This work was only raised to its current level during the works involved in the fourth expansion of the town (1737-1744). This gave rise to the curtain which links it to the castle and the Porte Saint-Thomas.
From the bastion, you can see the Fort National which was built from 1689 onwards on the rock called “L’Islet”, which is the one closest to the town. Offshore is the Fort de La Conchée, the construction of which began in 1692. Of Vauban’s various maritime forts, it is considered to be the masterpiece.
To the south-west is Grand Bé island. The tomb of François-René de Chateaubriand (Saint-Malo 1768 – Paris 1848) can be seen on the end of it.
On the city side, the reconstructed buildings of the École Nationale de la Marine Marchande (National School of the Merchant Marine) are on the site of an early castle, called the “Château Gaillard”.
This castle was built during the first annexation of the town of Saint-Malo by the French King Charles VI (1395-1415). This work was dismantled in the late 16th century after completion of the new castle.
In 1616, a Benedictine convent (Notre-Dame de la Victoire) was built on this location.

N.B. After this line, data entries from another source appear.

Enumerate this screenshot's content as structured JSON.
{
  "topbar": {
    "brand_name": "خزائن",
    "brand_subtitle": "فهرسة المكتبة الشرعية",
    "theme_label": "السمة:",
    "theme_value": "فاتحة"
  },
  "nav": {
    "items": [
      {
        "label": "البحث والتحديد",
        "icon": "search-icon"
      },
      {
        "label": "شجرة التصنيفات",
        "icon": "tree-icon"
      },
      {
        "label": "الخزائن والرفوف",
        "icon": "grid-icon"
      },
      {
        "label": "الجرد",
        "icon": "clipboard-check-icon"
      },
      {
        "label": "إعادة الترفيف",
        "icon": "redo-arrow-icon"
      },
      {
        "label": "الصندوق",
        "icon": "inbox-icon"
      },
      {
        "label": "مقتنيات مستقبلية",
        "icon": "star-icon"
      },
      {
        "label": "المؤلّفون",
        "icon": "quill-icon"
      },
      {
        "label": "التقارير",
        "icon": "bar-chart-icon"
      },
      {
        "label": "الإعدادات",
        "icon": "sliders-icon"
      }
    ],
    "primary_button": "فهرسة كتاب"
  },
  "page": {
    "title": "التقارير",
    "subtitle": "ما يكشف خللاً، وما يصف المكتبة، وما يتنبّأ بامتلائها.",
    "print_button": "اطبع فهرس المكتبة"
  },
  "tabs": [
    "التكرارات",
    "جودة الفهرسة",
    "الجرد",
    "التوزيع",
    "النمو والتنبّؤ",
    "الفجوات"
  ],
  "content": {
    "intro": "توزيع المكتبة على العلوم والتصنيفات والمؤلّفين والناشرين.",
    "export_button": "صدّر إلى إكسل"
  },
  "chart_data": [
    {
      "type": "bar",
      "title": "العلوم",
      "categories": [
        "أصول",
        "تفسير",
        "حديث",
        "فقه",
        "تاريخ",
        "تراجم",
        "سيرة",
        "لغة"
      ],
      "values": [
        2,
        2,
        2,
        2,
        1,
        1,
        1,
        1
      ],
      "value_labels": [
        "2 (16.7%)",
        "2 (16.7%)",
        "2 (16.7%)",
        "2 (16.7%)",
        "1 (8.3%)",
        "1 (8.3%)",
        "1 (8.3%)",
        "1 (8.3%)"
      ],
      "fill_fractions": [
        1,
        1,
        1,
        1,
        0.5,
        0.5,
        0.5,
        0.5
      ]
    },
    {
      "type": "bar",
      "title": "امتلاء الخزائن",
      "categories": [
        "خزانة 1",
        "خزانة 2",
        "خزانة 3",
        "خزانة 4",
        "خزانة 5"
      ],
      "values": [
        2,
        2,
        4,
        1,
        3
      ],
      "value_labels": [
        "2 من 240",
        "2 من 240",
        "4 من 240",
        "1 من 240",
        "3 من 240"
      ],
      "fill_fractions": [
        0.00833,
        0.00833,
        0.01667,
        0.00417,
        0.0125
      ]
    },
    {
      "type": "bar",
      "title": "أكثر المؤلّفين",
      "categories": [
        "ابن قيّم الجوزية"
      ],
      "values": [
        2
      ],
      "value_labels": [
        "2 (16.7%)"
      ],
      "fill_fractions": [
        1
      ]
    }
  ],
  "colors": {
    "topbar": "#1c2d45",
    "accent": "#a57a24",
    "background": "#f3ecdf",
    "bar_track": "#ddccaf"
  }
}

A few arches from the old cloisters are still visible, as well as the bell-tower of the old church, which was rebuilt in 1959.